# Dataset excerpts:
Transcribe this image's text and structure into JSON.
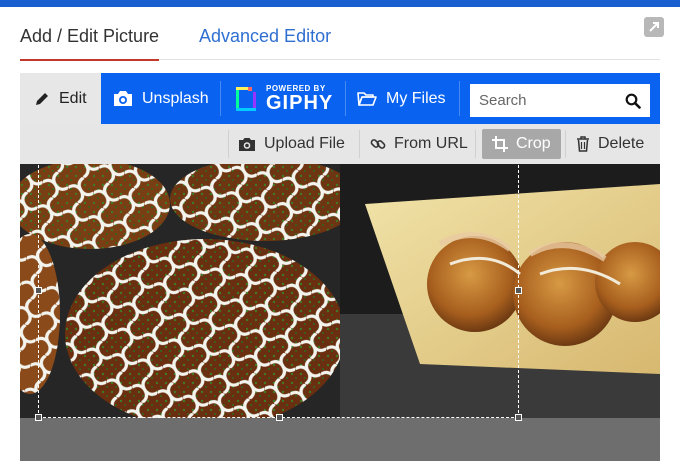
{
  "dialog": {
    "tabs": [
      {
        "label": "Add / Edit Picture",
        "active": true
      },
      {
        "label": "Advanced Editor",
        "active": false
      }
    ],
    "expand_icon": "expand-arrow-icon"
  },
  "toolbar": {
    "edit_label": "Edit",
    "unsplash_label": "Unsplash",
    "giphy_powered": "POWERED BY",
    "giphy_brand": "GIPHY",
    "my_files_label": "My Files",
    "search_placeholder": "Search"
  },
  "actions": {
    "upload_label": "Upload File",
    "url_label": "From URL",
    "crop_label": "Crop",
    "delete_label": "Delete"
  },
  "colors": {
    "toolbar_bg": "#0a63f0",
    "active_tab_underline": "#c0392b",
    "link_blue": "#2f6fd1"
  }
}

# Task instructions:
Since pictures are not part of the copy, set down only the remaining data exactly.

# Answer box:
Transcribe this image's text and structure into JSON.
{
  "dialog": {
    "tabs": [
      {
        "label": "Add / Edit Picture",
        "active": true
      },
      {
        "label": "Advanced Editor",
        "active": false
      }
    ],
    "expand_icon": "expand-arrow-icon"
  },
  "toolbar": {
    "edit_label": "Edit",
    "unsplash_label": "Unsplash",
    "giphy_powered": "POWERED BY",
    "giphy_brand": "GIPHY",
    "my_files_label": "My Files",
    "search_placeholder": "Search"
  },
  "actions": {
    "upload_label": "Upload File",
    "url_label": "From URL",
    "crop_label": "Crop",
    "delete_label": "Delete"
  },
  "colors": {
    "toolbar_bg": "#0a63f0",
    "active_tab_underline": "#c0392b",
    "link_blue": "#2f6fd1"
  }
}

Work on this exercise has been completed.